Marie Sorenson from Calle 24 and Lou Dematteis, a photographer and activist who lives nearby, said they would still be against a six-story affordable housing building because its height would not fit the character of the neighborhood. Sorenson said high-rises create wind tunnels and was adamant that the Mission is a “two to three story community,” while Dematteis said housing is often used as an investment and doubted that denser buildings would necessarily ease housing pressures.
Arguello too decried the Manhattanization of San Francisco and the height of the building, among other complaints, but did say it would be a step forward to have the project become fully affordable.
“The best thing to do is to sell the property to the city,” he said.

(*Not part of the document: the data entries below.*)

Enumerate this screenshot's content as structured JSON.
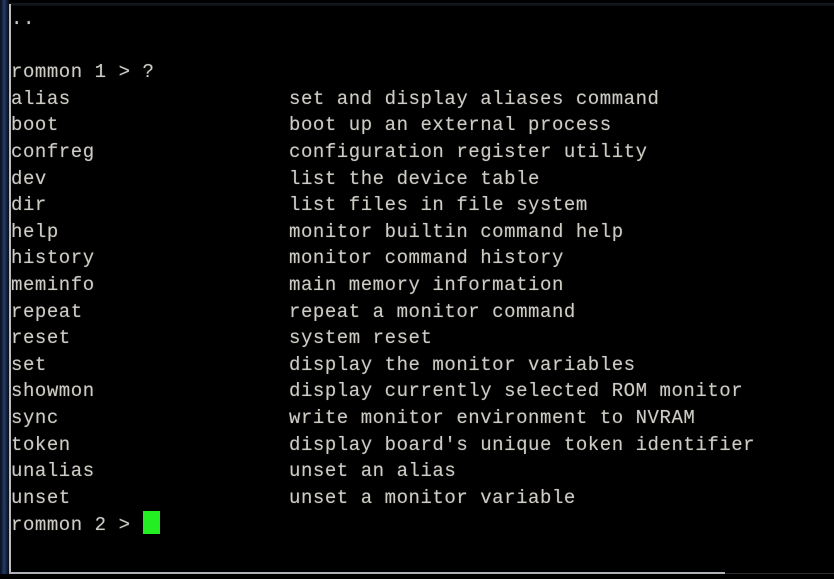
{
  "terminal": {
    "window_kind": "serial-console",
    "background_color": "#000000",
    "text_color": "#cfccc6",
    "cursor_color": "#22ee22",
    "gutter_color": "#243a68",
    "border_color": "#b9bcc0",
    "scrollback_indicator": "..",
    "lines": [
      {
        "type": "text",
        "text": ".."
      },
      {
        "type": "blank",
        "text": ""
      },
      {
        "type": "prompt",
        "text": "rommon 1 > ?"
      },
      {
        "type": "entry",
        "command": "alias",
        "description": "set and display aliases command"
      },
      {
        "type": "entry",
        "command": "boot",
        "description": "boot up an external process"
      },
      {
        "type": "entry",
        "command": "confreg",
        "description": "configuration register utility"
      },
      {
        "type": "entry",
        "command": "dev",
        "description": "list the device table"
      },
      {
        "type": "entry",
        "command": "dir",
        "description": "list files in file system"
      },
      {
        "type": "entry",
        "command": "help",
        "description": "monitor builtin command help"
      },
      {
        "type": "entry",
        "command": "history",
        "description": "monitor command history"
      },
      {
        "type": "entry",
        "command": "meminfo",
        "description": "main memory information"
      },
      {
        "type": "entry",
        "command": "repeat",
        "description": "repeat a monitor command"
      },
      {
        "type": "entry",
        "command": "reset",
        "description": "system reset"
      },
      {
        "type": "entry",
        "command": "set",
        "description": "display the monitor variables"
      },
      {
        "type": "entry",
        "command": "showmon",
        "description": "display currently selected ROM monitor"
      },
      {
        "type": "entry",
        "command": "sync",
        "description": "write monitor environment to NVRAM"
      },
      {
        "type": "entry",
        "command": "token",
        "description": "display board's unique token identifier"
      },
      {
        "type": "entry",
        "command": "unalias",
        "description": "unset an alias"
      },
      {
        "type": "entry",
        "command": "unset",
        "description": "unset a monitor variable"
      },
      {
        "type": "prompt_active",
        "text": "rommon 2 > ",
        "input": ""
      }
    ]
  }
}
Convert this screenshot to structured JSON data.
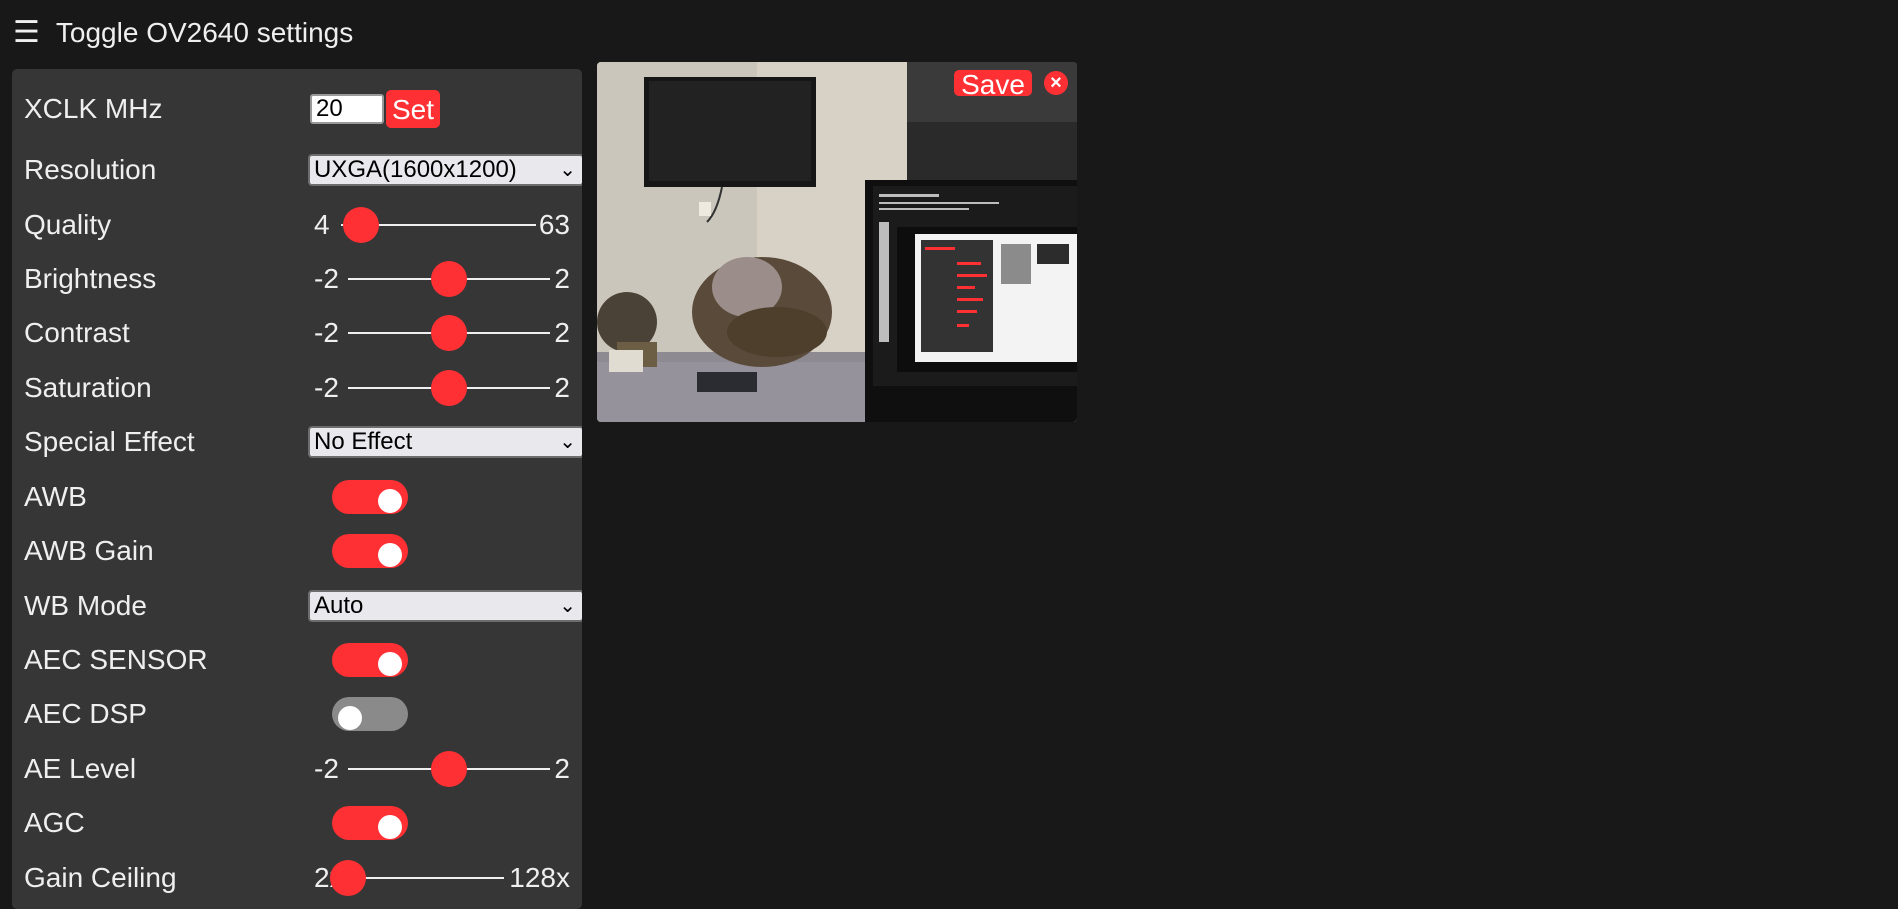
{
  "header": {
    "menu_icon": "hamburger-menu-icon",
    "menu_glyph": "☰",
    "title": "Toggle OV2640 settings"
  },
  "settings": {
    "xclk": {
      "label": "XCLK MHz",
      "value": "20",
      "button": "Set"
    },
    "resolution": {
      "label": "Resolution",
      "selected": "UXGA(1600x1200)"
    },
    "quality": {
      "label": "Quality",
      "min": "4",
      "max": "63",
      "value": 10
    },
    "brightness": {
      "label": "Brightness",
      "min": "-2",
      "max": "2",
      "value": 0
    },
    "contrast": {
      "label": "Contrast",
      "min": "-2",
      "max": "2",
      "value": 0
    },
    "saturation": {
      "label": "Saturation",
      "min": "-2",
      "max": "2",
      "value": 0
    },
    "special_effect": {
      "label": "Special Effect",
      "selected": "No Effect"
    },
    "awb": {
      "label": "AWB",
      "on": true
    },
    "awb_gain": {
      "label": "AWB Gain",
      "on": true
    },
    "wb_mode": {
      "label": "WB Mode",
      "selected": "Auto"
    },
    "aec_sensor": {
      "label": "AEC SENSOR",
      "on": true
    },
    "aec_dsp": {
      "label": "AEC DSP",
      "on": false
    },
    "ae_level": {
      "label": "AE Level",
      "min": "-2",
      "max": "2",
      "value": 0
    },
    "agc": {
      "label": "AGC",
      "on": true
    },
    "gain_ceiling": {
      "label": "Gain Ceiling",
      "min": "2x",
      "max": "128x",
      "value": 0
    }
  },
  "stream": {
    "save_label": "Save",
    "close_glyph": "×",
    "close_icon": "close-icon"
  },
  "colors": {
    "accent": "#ff3034",
    "background": "#181818",
    "panel": "#363636"
  }
}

Something the property owner said he is willing to do, under one condition: The city must buy the land from him, entitlements and all, for $250,000 a unit — the same price it recently paid to transform a 72-unit market-rate building at 490 South Van Ness Ave. into affordable housing.
“I agree it would be an absolutely good place for [affordable housing],” said Tillman, the property owner. “Where do I sign? If not, can you please let me build [my building], so that I can build some housing in the Mission?”

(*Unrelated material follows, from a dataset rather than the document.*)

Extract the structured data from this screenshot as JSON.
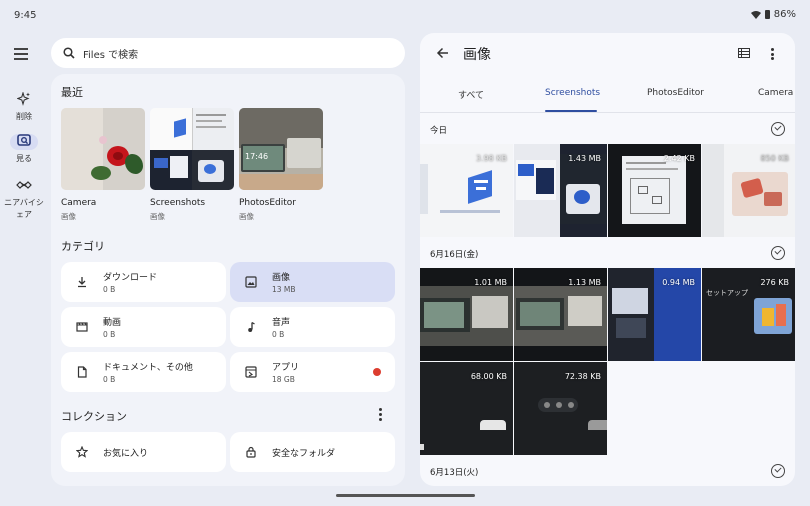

But for the project to be fully affordable, the city would need to become involved to raise the funds necessary to buy the land and develop the property.
Tillman is meeting with Supervisor David Campos on Thursday and said he is open to selling, but not for “less than it’s worth.”
Dairo Romero, for one, is unconvinced. A community planning manager at the Mission Economic Development Agency and nearby resident, Romero said he did not want developers to think they should be able to get $250,000 per unit as with 490 South Van Ness Ave., a sale that was controversial because developers originally purchased the site for $2.5 million but sold it to the city for $18.5 million.
“We shouldn’t be giving this profit to these people,” said Romero, speaking in his capacity as a resident. “We don’t want property owners to start to think that they can ask for a lot.”
Tillman said he would not sell it for less because he’s already sunk a chunk of his money into beginning the entitlement process.
Whether the project goes fully affordable or not, the meeting, just the first in a long application process, revealed the heated opposition — some on-point, some not — developers face to the idea of another mostly market-rate development in the Mission District.
“There’s a lot of anger, a lot of pain,” said Arguello about comments during the meeting. “When we look at it, what are the benefits [this project] is getting for us?”